TREATMENT AND OUTCOME

Investigations in both countries included clinical, epidemiological, neuropathologic, and case-control studies. Strong associations between the dog foods and the presence of AIME were confirmed; however, toxicological analyses did not identify a root cause. In Latvia, the implicated dietary ingredients and formulations were unknown, whereas in Australia, extensive investigations were conducted into the food, its ingredients, the supply chain, and the manufacturing facilities, but a cause was not identified.

CLINICAL RELEVANCE

A panel of international multidisciplinary experts concluded that the cause of AIME in both outbreaks was likely multifactorial, with the possibility of individualized sensitivities. Without a sentinel group, the outbreak in Australia may not have been recognized for months to years, as happened in Latvia. A better surveillance system for early identification of pet illnesses, including those associated with pet foods, is needed. (J Am Vet Med Assoc 2021;259:172–183)

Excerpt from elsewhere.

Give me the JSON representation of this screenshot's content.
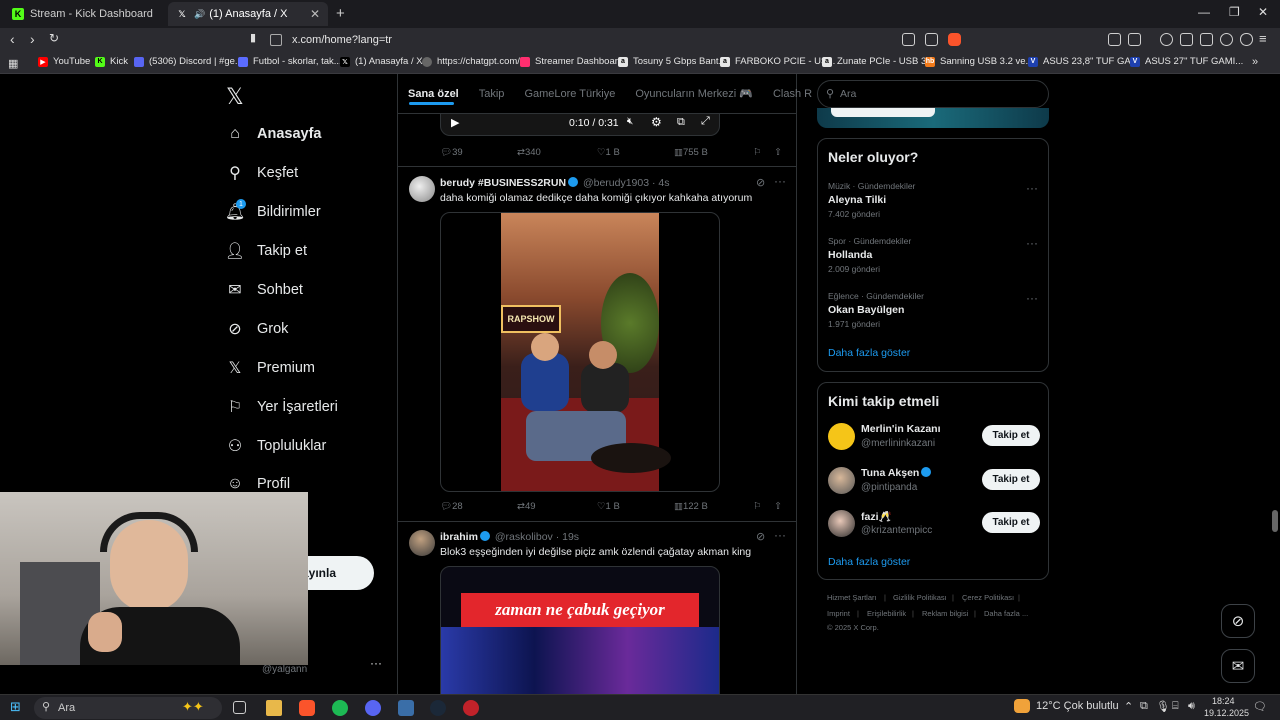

Full access
in Journal of the American Veterinary Medical Association